§ **THE DATA**
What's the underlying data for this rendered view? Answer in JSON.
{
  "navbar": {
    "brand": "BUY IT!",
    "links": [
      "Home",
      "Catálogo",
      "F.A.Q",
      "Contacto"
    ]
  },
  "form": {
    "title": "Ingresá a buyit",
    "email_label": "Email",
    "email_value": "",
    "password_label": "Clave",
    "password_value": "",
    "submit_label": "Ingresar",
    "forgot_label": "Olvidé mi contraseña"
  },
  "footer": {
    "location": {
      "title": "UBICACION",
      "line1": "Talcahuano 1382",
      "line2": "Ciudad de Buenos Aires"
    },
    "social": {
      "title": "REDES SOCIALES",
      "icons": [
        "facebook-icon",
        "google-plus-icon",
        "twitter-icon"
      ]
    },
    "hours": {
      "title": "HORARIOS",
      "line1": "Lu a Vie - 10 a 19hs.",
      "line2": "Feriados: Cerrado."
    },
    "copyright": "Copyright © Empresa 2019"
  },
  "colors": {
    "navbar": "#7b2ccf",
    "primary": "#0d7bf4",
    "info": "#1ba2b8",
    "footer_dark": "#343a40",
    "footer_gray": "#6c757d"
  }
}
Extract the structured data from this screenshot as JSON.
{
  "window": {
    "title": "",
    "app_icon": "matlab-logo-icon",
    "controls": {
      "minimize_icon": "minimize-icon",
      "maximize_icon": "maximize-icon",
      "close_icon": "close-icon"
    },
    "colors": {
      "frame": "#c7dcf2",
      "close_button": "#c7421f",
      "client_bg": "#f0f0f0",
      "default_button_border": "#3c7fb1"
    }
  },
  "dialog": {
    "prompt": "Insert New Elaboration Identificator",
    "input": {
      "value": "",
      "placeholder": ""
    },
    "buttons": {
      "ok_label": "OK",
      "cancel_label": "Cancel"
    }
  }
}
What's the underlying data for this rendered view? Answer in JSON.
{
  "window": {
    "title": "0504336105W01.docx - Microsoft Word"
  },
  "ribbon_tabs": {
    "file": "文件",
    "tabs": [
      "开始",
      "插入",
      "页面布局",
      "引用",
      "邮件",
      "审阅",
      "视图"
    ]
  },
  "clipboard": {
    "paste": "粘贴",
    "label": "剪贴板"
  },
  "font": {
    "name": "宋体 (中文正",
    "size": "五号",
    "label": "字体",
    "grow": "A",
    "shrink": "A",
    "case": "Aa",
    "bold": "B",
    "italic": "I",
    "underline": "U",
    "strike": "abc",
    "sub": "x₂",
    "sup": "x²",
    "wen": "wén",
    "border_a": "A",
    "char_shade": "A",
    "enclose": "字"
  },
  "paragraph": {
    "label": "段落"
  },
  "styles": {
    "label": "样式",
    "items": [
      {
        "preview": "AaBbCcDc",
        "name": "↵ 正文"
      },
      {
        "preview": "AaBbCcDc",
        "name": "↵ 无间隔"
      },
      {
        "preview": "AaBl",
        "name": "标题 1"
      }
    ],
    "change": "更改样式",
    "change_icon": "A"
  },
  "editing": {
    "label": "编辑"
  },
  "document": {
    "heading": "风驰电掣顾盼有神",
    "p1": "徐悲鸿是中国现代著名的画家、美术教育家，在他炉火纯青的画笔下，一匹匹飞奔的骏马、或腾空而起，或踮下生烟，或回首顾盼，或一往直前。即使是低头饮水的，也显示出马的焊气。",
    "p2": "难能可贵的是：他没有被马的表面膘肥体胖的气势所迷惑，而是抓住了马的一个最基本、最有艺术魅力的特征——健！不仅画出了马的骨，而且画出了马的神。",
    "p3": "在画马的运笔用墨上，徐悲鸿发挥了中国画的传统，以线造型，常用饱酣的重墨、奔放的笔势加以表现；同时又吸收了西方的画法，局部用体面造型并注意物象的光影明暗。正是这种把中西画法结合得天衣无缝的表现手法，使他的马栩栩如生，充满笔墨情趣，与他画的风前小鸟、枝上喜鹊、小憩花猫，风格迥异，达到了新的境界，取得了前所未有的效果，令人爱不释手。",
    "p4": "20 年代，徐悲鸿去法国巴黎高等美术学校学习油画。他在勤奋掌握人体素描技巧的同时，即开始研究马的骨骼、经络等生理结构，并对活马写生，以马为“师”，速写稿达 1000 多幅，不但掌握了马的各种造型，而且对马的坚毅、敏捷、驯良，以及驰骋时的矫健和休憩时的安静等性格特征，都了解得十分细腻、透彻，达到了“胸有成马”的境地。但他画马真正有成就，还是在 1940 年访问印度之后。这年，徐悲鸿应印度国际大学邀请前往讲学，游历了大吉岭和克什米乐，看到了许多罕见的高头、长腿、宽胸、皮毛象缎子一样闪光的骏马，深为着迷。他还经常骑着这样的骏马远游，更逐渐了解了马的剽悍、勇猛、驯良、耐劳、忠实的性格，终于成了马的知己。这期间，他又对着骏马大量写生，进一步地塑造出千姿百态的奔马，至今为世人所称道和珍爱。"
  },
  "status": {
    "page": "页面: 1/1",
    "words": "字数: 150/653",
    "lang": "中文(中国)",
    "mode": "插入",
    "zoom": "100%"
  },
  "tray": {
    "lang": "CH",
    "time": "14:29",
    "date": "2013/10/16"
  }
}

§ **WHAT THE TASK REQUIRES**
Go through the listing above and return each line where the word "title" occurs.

§ **SOLUTION TO THIS PROBLEM**
    "title": "Ingresá a buyit",
      "title": "UBICACION",
      "title": "REDES SOCIALES",
      "title": "HORARIOS",
    "title": "",
    "title": "0504336105W01.docx - Microsoft Word"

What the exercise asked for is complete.